On Monday, November 14th, about 48,000 unionized academic workers across the University of California’s 10 campuses went on strike. The student workers, who are employed at the 10 UC campuses across the state and are organized in both the United Auto Workers (UAW) union and Student Researchers Union (SRU), have begun this strike in order to win a variety of demands aimed at improving their living standard in the face of rising rental costs and inflation.
In addition to increased pay, student workers are demanding child-care subsidies to ease the burden of having children while in graduate school, enhanced healthcare benefits for dependents, longer family leave policies, public transit passes, and lower tuition costs, as well as greater support for international students navigating the immigration process to live in the United States. There are also other demands such as enhancing anti-bullying and harassment clauses in their contract to protect student workers against professors and supervisors who create a hostile work environment.

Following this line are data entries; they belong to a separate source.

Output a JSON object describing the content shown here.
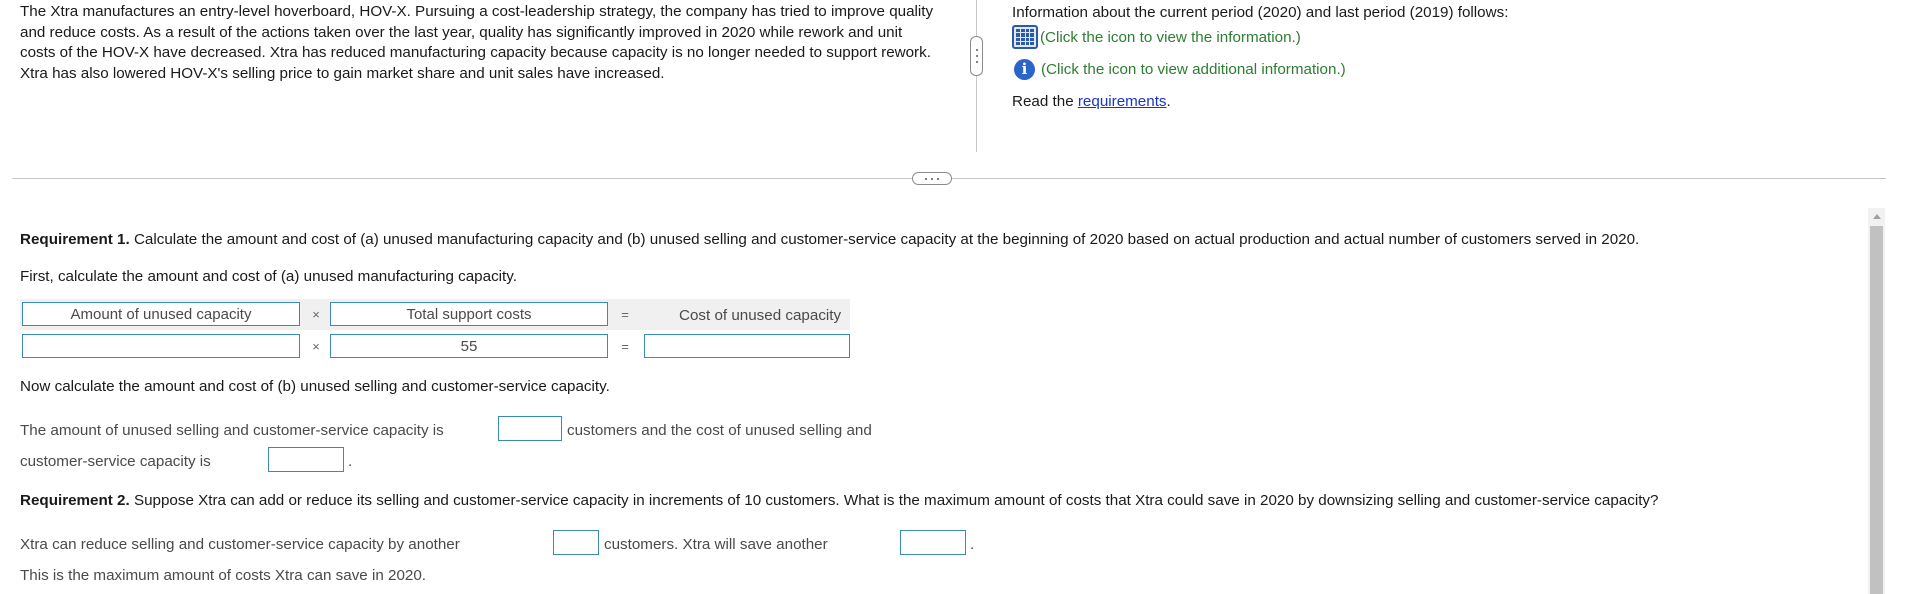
{
  "scenario": {
    "text": "The Xtra manufactures an entry-level hoverboard, HOV-X. Pursuing a cost-leadership strategy, the company has tried to improve quality and reduce costs. As a result of the actions taken over the last year, quality has significantly improved in 2020 while rework and unit costs of the HOV-X have decreased. Xtra has reduced manufacturing capacity because capacity is no longer needed to support rework. Xtra has also lowered HOV-X's selling price to gain market share and unit sales have increased."
  },
  "info": {
    "intro": "Information about the current period (2020) and last period (2019) follows:",
    "view_info_link": "(Click the icon to view the information.)",
    "additional_info_link": "(Click the icon to view additional information.)",
    "read_prefix": "Read the ",
    "requirements_link": "requirements",
    "read_suffix": "."
  },
  "requirement1": {
    "label": "Requirement 1.",
    "text": " Calculate the amount and cost of (a) unused manufacturing capacity and (b) unused selling and customer-service capacity at the beginning of 2020 based on actual production and actual number of customers served in 2020.",
    "first_line": "First, calculate the amount and cost of (a) unused manufacturing capacity.",
    "calc": {
      "header_amount": "Amount of unused capacity",
      "header_support": "Total support costs",
      "header_cost": "Cost of unused capacity",
      "op_times": "×",
      "op_equals": "=",
      "support_value": "55",
      "amount_value": "",
      "cost_value": ""
    },
    "second_line": "Now calculate the amount and cost of (b) unused selling and customer-service capacity.",
    "selling_sentence_a": "The amount of unused selling and customer-service capacity is",
    "selling_sentence_b": "customers and the cost of unused selling and",
    "selling_sentence_c": "customer-service capacity is",
    "selling_sentence_end": "."
  },
  "requirement2": {
    "label": "Requirement 2.",
    "text": " Suppose Xtra can add or reduce its selling and customer-service capacity in increments of 10 customers. What is the maximum amount of costs that Xtra could save in 2020 by downsizing selling and customer-service capacity?",
    "sentence_a": "Xtra can reduce selling and customer-service capacity by another",
    "sentence_b": "customers. Xtra will save another",
    "sentence_end": ".",
    "last_line": "This is the maximum amount of costs Xtra can save in 2020."
  },
  "colors": {
    "link_green": "#2e7d32",
    "link_blue": "#1a33c9",
    "input_border": "#3a8ab8"
  },
  "icons": [
    "table-icon",
    "info-icon",
    "vertical-split-handle-icon",
    "horizontal-split-handle-icon",
    "scroll-up-arrow-icon"
  ]
}
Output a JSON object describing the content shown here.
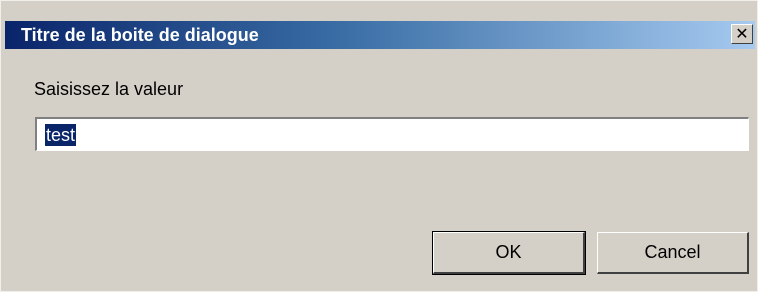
{
  "dialog": {
    "title": "Titre de la boite de dialogue",
    "close_icon": "close-icon",
    "prompt_label": "Saisissez la valeur",
    "input_value": "test",
    "ok_label": "OK",
    "cancel_label": "Cancel"
  },
  "colors": {
    "titlebar_start": "#0a246a",
    "titlebar_end": "#a6caf0",
    "dialog_face": "#d4d0c8",
    "selection": "#0a246a"
  }
}
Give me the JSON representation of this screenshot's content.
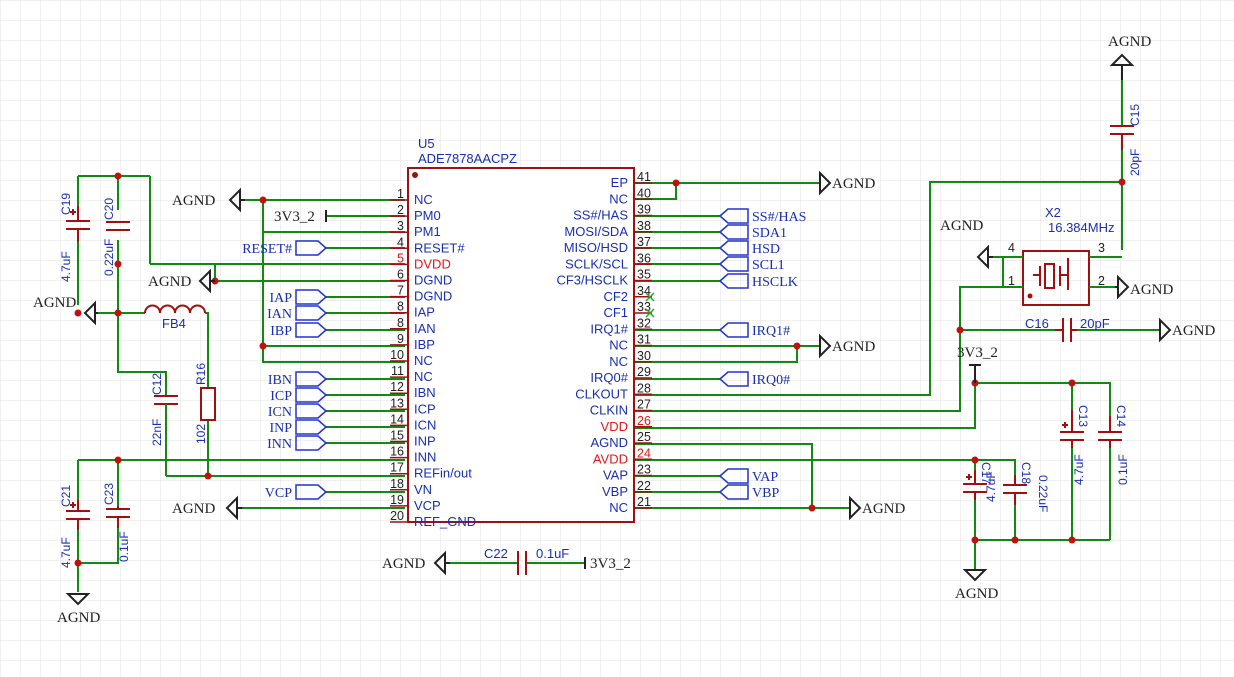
{
  "u5": {
    "designator": "U5",
    "part": "ADE7878AACPZ",
    "left_pins": [
      {
        "n": "1",
        "name": "NC"
      },
      {
        "n": "2",
        "name": "PM0"
      },
      {
        "n": "3",
        "name": "PM1"
      },
      {
        "n": "4",
        "name": "RESET#"
      },
      {
        "n": "5",
        "name": "DVDD",
        "red": true
      },
      {
        "n": "6",
        "name": "DGND"
      },
      {
        "n": "7",
        "name": "DGND"
      },
      {
        "n": "8",
        "name": "IAP"
      },
      {
        "n": "8",
        "name": "IAN"
      },
      {
        "n": "9",
        "name": "IBP"
      },
      {
        "n": "10",
        "name": "NC"
      },
      {
        "n": "11",
        "name": "NC"
      },
      {
        "n": "12",
        "name": "IBN"
      },
      {
        "n": "13",
        "name": "ICP"
      },
      {
        "n": "14",
        "name": "ICN"
      },
      {
        "n": "15",
        "name": "INP"
      },
      {
        "n": "16",
        "name": "INN"
      },
      {
        "n": "17",
        "name": "REFin/out"
      },
      {
        "n": "18",
        "name": "VN"
      },
      {
        "n": "19",
        "name": "VCP"
      },
      {
        "n": "20",
        "name": "REF_GND"
      }
    ],
    "right_pins": [
      {
        "n": "41",
        "name": "EP"
      },
      {
        "n": "40",
        "name": "NC"
      },
      {
        "n": "39",
        "name": "SS#/HAS"
      },
      {
        "n": "38",
        "name": "MOSI/SDA"
      },
      {
        "n": "37",
        "name": "MISO/HSD"
      },
      {
        "n": "36",
        "name": "SCLK/SCL"
      },
      {
        "n": "35",
        "name": "CF3/HSCLK"
      },
      {
        "n": "34",
        "name": "CF2"
      },
      {
        "n": "33",
        "name": "CF1"
      },
      {
        "n": "32",
        "name": "IRQ1#"
      },
      {
        "n": "31",
        "name": "NC"
      },
      {
        "n": "30",
        "name": "NC"
      },
      {
        "n": "29",
        "name": "IRQ0#"
      },
      {
        "n": "28",
        "name": "CLKOUT"
      },
      {
        "n": "27",
        "name": "CLKIN"
      },
      {
        "n": "26",
        "name": "VDD",
        "red": true
      },
      {
        "n": "25",
        "name": "AGND"
      },
      {
        "n": "24",
        "name": "AVDD",
        "red": true
      },
      {
        "n": "23",
        "name": "VAP"
      },
      {
        "n": "22",
        "name": "VBP"
      },
      {
        "n": "21",
        "name": "NC"
      }
    ]
  },
  "left_ports": [
    "RESET#",
    "IAP",
    "IAN",
    "IBP",
    "IBN",
    "ICP",
    "ICN",
    "INP",
    "INN",
    "VCP"
  ],
  "right_ports": [
    "SS#/HAS",
    "SDA1",
    "HSD",
    "SCL1",
    "HSCLK",
    "IRQ1#",
    "IRQ0#",
    "VAP",
    "VBP"
  ],
  "net_labels": {
    "agnd": "AGND",
    "v33": "3V3_2"
  },
  "crystal": {
    "designator": "X2",
    "value": "16.384MHz",
    "pins": [
      "1",
      "2",
      "3",
      "4"
    ]
  },
  "components": [
    {
      "ref": "C19",
      "value": "4.7uF"
    },
    {
      "ref": "C20",
      "value": "0.22uF"
    },
    {
      "ref": "FB4",
      "value": ""
    },
    {
      "ref": "C12",
      "value": "22nF"
    },
    {
      "ref": "R16",
      "value": "102"
    },
    {
      "ref": "C21",
      "value": "4.7uF"
    },
    {
      "ref": "C23",
      "value": "0.1uF"
    },
    {
      "ref": "C22",
      "value": "0.1uF"
    },
    {
      "ref": "C15",
      "value": "20pF"
    },
    {
      "ref": "C16",
      "value": "20pF"
    },
    {
      "ref": "C17",
      "value": "4.7uF"
    },
    {
      "ref": "C18",
      "value": "0.22uF"
    },
    {
      "ref": "C13",
      "value": "4.7uF"
    },
    {
      "ref": "C14",
      "value": "0.1uF"
    }
  ],
  "colors": {
    "wire": "#118a11",
    "part": "#a01010",
    "label": "#1a2fb0",
    "power_pin": "#e01818",
    "grid": "#dcdcdc"
  }
}
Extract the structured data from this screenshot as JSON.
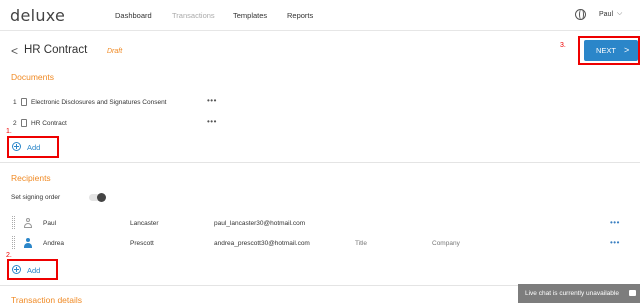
{
  "header": {
    "logo": "deluxe",
    "nav": [
      "Dashboard",
      "Transactions",
      "Templates",
      "Reports"
    ],
    "user": "Paul",
    "globe_icon": "globe-icon",
    "caret": "⌵"
  },
  "page": {
    "back": "<",
    "title": "HR Contract",
    "status": "Draft",
    "next_label": "NEXT",
    "next_chevron": ">"
  },
  "annotations": {
    "step1": "1.",
    "step2": "2.",
    "step3": "3.",
    "highlight_color": "#e00000"
  },
  "documents": {
    "heading": "Documents",
    "items": [
      {
        "num": "1",
        "name": "Electronic Disclosures and Signatures Consent",
        "menu": "•••"
      },
      {
        "num": "2",
        "name": "HR Contract",
        "menu": "•••"
      }
    ],
    "add_label": "Add"
  },
  "recipients": {
    "heading": "Recipients",
    "signing_order_label": "Set signing order",
    "rows": [
      {
        "first": "Paul",
        "last": "Lancaster",
        "email": "paul_lancaster30@hotmail.com",
        "title": "",
        "company": "",
        "menu": "•••"
      },
      {
        "first": "Andrea",
        "last": "Prescott",
        "email": "andrea_prescott30@hotmail.com",
        "title": "Title",
        "company": "Company",
        "menu": "•••"
      }
    ],
    "add_label": "Add"
  },
  "transaction_details": {
    "heading": "Transaction details"
  },
  "chat": {
    "text": "Live chat is currently unavailable"
  },
  "colors": {
    "accent_orange": "#f08a24",
    "primary_blue": "#2b86c9",
    "chat_bg": "#7d7d7d"
  }
}
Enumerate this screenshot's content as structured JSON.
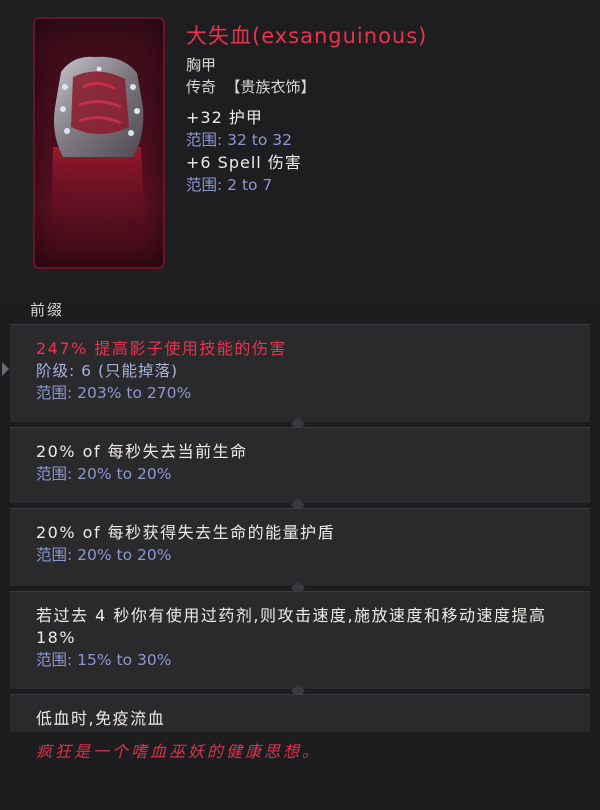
{
  "item": {
    "name": "大失血(exsanguinous)",
    "slot": "胸甲",
    "rarity_line": "传奇  【贵族衣饰】",
    "icon": "blood-armor-icon",
    "base_stats": [
      {
        "stat": "+32 护甲",
        "range": "范围: 32 to 32"
      },
      {
        "stat": "+6 Spell 伤害",
        "range": "范围: 2 to 7"
      }
    ]
  },
  "prefix_label": "前缀",
  "affixes": [
    {
      "main": "247% 提高影子使用技能的伤害",
      "tier": "阶级: 6 (只能掉落)",
      "range": "范围: 203% to 270%"
    },
    {
      "main": "20% of 每秒失去当前生命",
      "range": "范围: 20% to 20%"
    },
    {
      "main": "20% of 每秒获得失去生命的能量护盾",
      "range": "范围: 20% to 20%"
    },
    {
      "main": "若过去 4 秒你有使用过药剂,则攻击速度,施放速度和移动速度提高 18%",
      "range": "范围: 15% to 30%"
    },
    {
      "main": "低血时,免疫流血"
    }
  ],
  "flavor": "疯狂是一个嗜血巫妖的健康思想。",
  "colors": {
    "name": "#e8334f",
    "range": "#8c98cf",
    "panel": "#2a292c",
    "background": "#1d1c1f"
  }
}
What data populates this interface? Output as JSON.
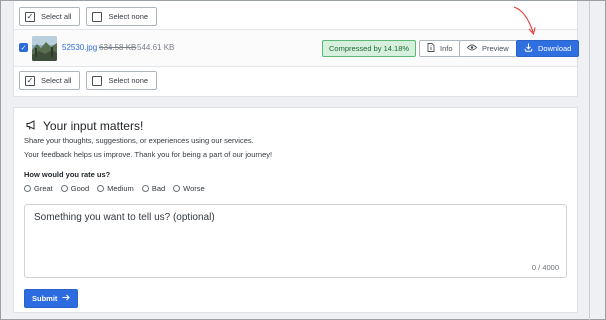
{
  "selection_top": {
    "select_all": "Select all",
    "select_none": "Select none"
  },
  "file": {
    "name": "52530.jpg",
    "original_size": "634.58 KB",
    "new_size": "544.61 KB",
    "badge": "Compressed by 14.18%",
    "info_label": "Info",
    "preview_label": "Preview",
    "download_label": "Download",
    "checked": true
  },
  "selection_bottom": {
    "select_all": "Select all",
    "select_none": "Select none"
  },
  "feedback": {
    "title": "Your input matters!",
    "line1": "Share your thoughts, suggestions, or experiences using our services.",
    "line2": "Your feedback helps us improve. Thank you for being a part of our journey!",
    "rate_question": "How would you rate us?",
    "options": [
      "Great",
      "Good",
      "Medium",
      "Bad",
      "Worse"
    ],
    "textarea_placeholder": "Something you want to tell us? (optional)",
    "char_count": "0 / 4000",
    "submit_label": "Submit"
  },
  "colors": {
    "primary": "#2f6fe0",
    "success_bg": "#d6f0dd",
    "success_text": "#1e6b33",
    "annotation_arrow": "#e53935"
  }
}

Despite performing most of the work to teach students and grade exams in classes, as well as playing a significant role in the research output of the UC system, most of the 48,000 unionized graduate student employees working in the system are often forced to live a precarious existence due to low pay. The current average base salary for student workers is about $24,000 per year. The striking student workers are demanding that the average base salary be increased to $54,000 per year — a wage they could more easily get by on.
In a survey before beginning bargaining with the UC system around these issues, the UAW union found that over 90% of graduate workers are “rent burdened,” which is defined as spending more than 30% of one’s income on rent. On top of this, they found that graduate workers throughout the UC system actually spend an average of 52% of their monthly income on rent.
In the face of this, the UC system and the political elites of California are claiming that they don’t have the money to meet the demands of student workers, arguing that their salary proposals up to this point are competitive with elite private universities such as Harvard and MIT.
When considering the wealth and power that exists in California, we see this is not the case. For example, the UC system currently manages a portfolio of assets worth approximately $152 billion after growing their assets by over $100 billion dollars due to financial investments made during the COVID-19 pandemic. On top of this, California is home to some of the wealthiest corporations in the world which could be taxed at higher rates to reinvest in sectors such as education.
The wealth exists to meet the demands of graduate students, but it is not a priority of the rich and powerful to do this. These student workers did not choose to go on strike lightly. They knew the impact their strike could have on students, on their own work, their research, and their overall academic progress. But the university has pushed them to this point by refusing to accept most of their demands. But together these student workers have an advantage because the work of the university cannot function without them.